Out of the fog of fighting between Iraq and Iran there emerges a clear American war aim. But it does not lie in taking a neutral position between the belligerents, and banking on the Russians and the United Nations to do the rest. On the contrary, this country's best interest would be served by the overthrow of the present Iranian government, and the establishment of a pro-Western regime in Tehran. Though the subject is delicate, some public discussion of potential risks and gains is useful, if only to define the true character of the Carter administration's position.
The first reason for favoring a new Iranian regime is that it would facilitate settlement of the war. Iraqi forces have made gains. Iraq is a small country of 12 million people. Iran is a vast country of 40 million people. Iraq cannot end the war by conquering Iran.
Neither can Iraq safely make a lasting peace with the regime of Ayatollah Khomeini. The ayatollah is a crusading imperialist for his own Shite brand if Islam.
Shiite Moslems make up more than half the population of Iraq. To President Saddem Hussein and the jother Sunni Moslems who run Iraq, the ayatollah is subversion incarnate. But while they cannot come to terms with him, they could easily make peace -- a generous peace -- with a secular Iranian leader.
Second, there is the Russian reason.
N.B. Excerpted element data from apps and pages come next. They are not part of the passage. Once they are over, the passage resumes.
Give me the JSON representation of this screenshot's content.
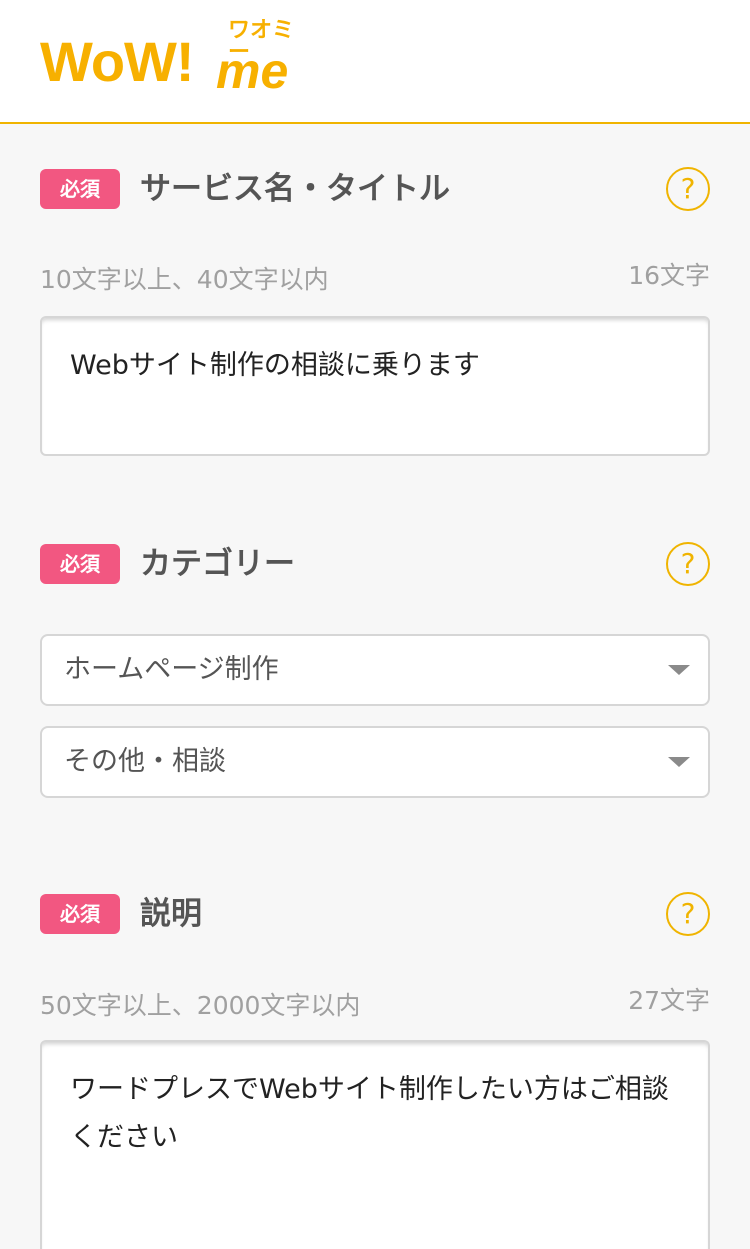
{
  "header": {
    "logo_main": "WoW!",
    "logo_me": "me",
    "logo_kana": "ワオミー"
  },
  "badge_required": "必須",
  "help_symbol": "?",
  "sections": {
    "title": {
      "label": "サービス名・タイトル",
      "hint": "10文字以上、40文字以内",
      "count": "16文字",
      "value": "Webサイト制作の相談に乗ります"
    },
    "category": {
      "label": "カテゴリー",
      "select1": "ホームページ制作",
      "select2": "その他・相談"
    },
    "description": {
      "label": "説明",
      "hint": "50文字以上、2000文字以内",
      "count": "27文字",
      "value": "ワードプレスでWebサイト制作したい方はご相談ください"
    }
  },
  "colors": {
    "accent": "#f0b400",
    "badge": "#f25781",
    "background": "#f7f7f7"
  },
  "icons": [
    "help-icon",
    "chevron-down-icon"
  ]
}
The Soviets enjoy a political and military relationship with Iraq. They have a Communist Party presence in Iran and troops on the border. So Moscow has a foot in both camps. It can exploit that position to back a winner, or promote a settlement, or move into Iran if the country begins to disintegrate. Thus the war certifies Russia as the dominant power in the region.
But the establishment of a pro-Western government in Tehran would scotch all those Soviet opportunities. The Russians would be back where they were before the shah fell - secure, but not with almost irresistible opportunities to throw their weight around.
Regional stability provides a third reason. The present Iranian government asserts disruptive influence down the Persian Gulf to the Arabian Peninsula and the Mideast, and across the "northern tier" countries stretching east from Turkey through Pakistan to Afghanistan. While the ayatollah's regime persists, the states fringing Russia's southern border are up for grabs. Settlement between the Israelis and the Arabs is harder, and the stability of the oil sheikdoms, including Saudi Arabia, is menaced.
A pro-Western regime in Tehran would ease all those difficulties. More backbone would be put in the shaky regimes of Turkey and Pakistan. Egypt would be in better position to move ahead on peace with Israel. Saudi Arabia and other Gulf states would feel reassured, and more prone to cooperate with the United States and its allies on all matters -- including the flow of oil.
Favorable changes of such magnitude, to be sure, do not get accomplished without risk. The obvious first risk centers on the hostages now held by the Iranians. The passage of time has made it very doubtful that the hostages will be harmed. Still, a threat to the regime would put their fate in hazard. So their lives have to be weighed against the potential for saving many more lives.
A second risk is that Iran, minus the ayatollah, would fall apart, allowing scope for direct Soviet entry on the scene. But that risk exists anyhow, and grows the longer the ayatollah continues to rule. While not certain, it seems likely that competent authorities with popular appeal can be found outside the circle of religious fundamentalists. A military structure remains, as does a large middle class clearly unhappy with the recent flow of events. Many prestigious clerics are at odds with Ayatollah Khomeini.
A final risk is the exposure of the United States as a meddling country with self-interested aims. But it is not as through the United States has to go it alone, and out in the open.
Anwar Sadat has been practically advertising willingness to lead the way. France has important Iraqi connections, a long tradition of influence in Iran and a have-gun-will-travel approach to foreign policy. The Saudis would find occasion to resume their favorite role as paymaster of Arab consensus. Indeed, it is hard to think of any country -- Russia and its clients excepted -- that would not like a piece of the action.
Americans, of course, do not comfortably make such callous calculations of national interest. But that is all the more reason not to let the logic of national interest be lost in a sea of smarmy humanitarianism.